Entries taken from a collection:
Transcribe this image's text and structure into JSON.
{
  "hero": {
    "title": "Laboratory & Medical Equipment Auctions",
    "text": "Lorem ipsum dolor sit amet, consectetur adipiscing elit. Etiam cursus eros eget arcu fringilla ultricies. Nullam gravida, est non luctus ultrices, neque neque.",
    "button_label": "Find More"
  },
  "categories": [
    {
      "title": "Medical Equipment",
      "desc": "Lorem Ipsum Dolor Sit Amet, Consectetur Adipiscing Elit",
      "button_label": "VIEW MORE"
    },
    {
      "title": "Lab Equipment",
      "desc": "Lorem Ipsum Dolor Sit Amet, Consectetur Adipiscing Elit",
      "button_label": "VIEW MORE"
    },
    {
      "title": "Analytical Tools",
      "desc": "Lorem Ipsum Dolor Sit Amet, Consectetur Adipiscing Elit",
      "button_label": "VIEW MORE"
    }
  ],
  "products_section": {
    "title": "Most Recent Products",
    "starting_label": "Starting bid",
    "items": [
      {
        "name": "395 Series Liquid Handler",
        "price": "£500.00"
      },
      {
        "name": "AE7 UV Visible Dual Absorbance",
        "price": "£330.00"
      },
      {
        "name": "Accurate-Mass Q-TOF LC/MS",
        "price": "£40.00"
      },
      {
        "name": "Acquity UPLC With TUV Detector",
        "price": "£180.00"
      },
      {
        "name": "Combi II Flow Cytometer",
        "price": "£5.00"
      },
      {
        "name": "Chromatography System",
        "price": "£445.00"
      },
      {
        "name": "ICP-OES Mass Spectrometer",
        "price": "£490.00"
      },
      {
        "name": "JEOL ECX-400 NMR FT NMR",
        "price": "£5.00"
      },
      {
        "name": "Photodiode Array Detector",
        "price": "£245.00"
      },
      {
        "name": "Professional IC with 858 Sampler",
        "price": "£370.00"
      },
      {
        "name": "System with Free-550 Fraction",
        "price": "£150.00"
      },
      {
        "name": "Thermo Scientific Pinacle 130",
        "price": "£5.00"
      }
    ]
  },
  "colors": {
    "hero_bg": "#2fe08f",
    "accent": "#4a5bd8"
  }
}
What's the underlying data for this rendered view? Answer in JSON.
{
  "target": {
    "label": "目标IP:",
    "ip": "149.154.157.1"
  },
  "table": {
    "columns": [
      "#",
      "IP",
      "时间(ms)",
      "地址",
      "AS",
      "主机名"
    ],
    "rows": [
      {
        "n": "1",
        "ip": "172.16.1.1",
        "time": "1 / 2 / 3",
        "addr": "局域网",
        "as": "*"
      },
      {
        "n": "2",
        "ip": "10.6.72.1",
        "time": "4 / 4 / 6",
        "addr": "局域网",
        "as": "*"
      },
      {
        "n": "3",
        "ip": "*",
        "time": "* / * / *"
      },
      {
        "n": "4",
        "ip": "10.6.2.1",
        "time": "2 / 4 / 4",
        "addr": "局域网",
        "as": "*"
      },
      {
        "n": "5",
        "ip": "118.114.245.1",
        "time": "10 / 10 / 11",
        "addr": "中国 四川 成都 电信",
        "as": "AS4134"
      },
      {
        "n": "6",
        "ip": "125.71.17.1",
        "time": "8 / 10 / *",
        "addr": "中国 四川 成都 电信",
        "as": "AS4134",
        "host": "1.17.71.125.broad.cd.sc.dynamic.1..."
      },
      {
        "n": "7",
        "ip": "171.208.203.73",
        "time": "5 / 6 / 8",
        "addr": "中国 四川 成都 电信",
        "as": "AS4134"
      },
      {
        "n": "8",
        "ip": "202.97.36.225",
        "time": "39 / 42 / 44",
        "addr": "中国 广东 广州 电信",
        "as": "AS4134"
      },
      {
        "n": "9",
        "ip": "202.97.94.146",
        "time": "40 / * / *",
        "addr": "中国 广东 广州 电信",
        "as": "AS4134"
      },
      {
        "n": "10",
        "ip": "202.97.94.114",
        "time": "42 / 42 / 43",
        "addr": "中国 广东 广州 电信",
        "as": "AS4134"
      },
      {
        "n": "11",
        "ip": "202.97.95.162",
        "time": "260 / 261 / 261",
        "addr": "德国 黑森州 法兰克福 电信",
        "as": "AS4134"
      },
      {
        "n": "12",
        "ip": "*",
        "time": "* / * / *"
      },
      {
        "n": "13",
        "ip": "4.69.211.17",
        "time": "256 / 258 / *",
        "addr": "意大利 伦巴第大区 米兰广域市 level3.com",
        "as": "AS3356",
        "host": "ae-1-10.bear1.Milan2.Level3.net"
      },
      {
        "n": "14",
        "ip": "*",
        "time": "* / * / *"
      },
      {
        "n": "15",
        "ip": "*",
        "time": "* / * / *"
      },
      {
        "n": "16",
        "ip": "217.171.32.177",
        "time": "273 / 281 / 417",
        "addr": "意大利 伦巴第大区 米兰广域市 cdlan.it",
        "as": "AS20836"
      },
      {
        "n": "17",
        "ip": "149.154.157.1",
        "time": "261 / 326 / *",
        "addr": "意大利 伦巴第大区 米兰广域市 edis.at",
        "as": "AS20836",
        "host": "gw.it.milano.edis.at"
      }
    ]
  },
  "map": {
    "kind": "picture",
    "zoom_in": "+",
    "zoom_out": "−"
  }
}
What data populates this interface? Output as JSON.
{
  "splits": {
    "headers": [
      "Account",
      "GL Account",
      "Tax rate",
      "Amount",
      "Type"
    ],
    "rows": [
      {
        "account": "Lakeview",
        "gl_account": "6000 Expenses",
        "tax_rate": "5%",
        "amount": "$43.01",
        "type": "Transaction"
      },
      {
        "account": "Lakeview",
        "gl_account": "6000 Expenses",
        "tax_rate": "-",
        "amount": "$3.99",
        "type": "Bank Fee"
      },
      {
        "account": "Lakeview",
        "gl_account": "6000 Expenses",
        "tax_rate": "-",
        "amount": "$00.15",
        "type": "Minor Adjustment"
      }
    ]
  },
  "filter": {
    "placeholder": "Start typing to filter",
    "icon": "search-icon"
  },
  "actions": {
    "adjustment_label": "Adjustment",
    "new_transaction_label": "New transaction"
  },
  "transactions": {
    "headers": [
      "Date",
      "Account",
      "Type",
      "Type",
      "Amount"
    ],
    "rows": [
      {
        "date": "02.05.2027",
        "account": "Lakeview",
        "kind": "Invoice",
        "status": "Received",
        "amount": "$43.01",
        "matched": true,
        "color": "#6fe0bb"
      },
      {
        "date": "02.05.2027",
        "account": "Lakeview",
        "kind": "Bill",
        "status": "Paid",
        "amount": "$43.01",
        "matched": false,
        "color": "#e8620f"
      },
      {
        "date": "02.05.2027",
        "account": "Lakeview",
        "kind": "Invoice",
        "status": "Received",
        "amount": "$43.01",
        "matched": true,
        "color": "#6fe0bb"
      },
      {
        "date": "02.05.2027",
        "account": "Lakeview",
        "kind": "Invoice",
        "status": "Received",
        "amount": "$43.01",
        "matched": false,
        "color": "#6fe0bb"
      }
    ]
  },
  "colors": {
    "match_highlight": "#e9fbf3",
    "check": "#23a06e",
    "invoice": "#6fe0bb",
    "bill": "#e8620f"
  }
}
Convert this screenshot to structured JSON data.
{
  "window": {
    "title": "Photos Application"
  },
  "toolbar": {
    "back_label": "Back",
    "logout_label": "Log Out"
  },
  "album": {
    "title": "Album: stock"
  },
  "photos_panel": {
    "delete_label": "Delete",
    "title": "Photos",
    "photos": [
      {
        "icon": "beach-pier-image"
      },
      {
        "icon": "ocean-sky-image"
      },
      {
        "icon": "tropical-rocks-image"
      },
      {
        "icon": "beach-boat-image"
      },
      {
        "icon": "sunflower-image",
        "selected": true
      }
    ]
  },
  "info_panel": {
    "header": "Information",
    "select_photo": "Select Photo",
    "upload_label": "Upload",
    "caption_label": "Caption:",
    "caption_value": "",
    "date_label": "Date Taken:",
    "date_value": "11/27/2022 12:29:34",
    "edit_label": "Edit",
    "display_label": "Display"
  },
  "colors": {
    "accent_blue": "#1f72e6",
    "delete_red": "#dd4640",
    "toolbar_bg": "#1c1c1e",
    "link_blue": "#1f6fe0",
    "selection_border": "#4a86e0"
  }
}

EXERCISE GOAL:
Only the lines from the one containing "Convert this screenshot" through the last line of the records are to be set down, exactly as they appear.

OUTPUT BELOW:
Convert this screenshot to structured JSON data.
{
  "window": {
    "title": "Photos Application"
  },
  "toolbar": {
    "back_label": "Back",
    "logout_label": "Log Out"
  },
  "album": {
    "title": "Album: stock"
  },
  "photos_panel": {
    "delete_label": "Delete",
    "title": "Photos",
    "photos": [
      {
        "icon": "beach-pier-image"
      },
      {
        "icon": "ocean-sky-image"
      },
      {
        "icon": "tropical-rocks-image"
      },
      {
        "icon": "beach-boat-image"
      },
      {
        "icon": "sunflower-image",
        "selected": true
      }
    ]
  },
  "info_panel": {
    "header": "Information",
    "select_photo": "Select Photo",
    "upload_label": "Upload",
    "caption_label": "Caption:",
    "caption_value": "",
    "date_label": "Date Taken:",
    "date_value": "11/27/2022 12:29:34",
    "edit_label": "Edit",
    "display_label": "Display"
  },
  "colors": {
    "accent_blue": "#1f72e6",
    "delete_red": "#dd4640",
    "toolbar_bg": "#1c1c1e",
    "link_blue": "#1f6fe0",
    "selection_border": "#4a86e0"
  }
}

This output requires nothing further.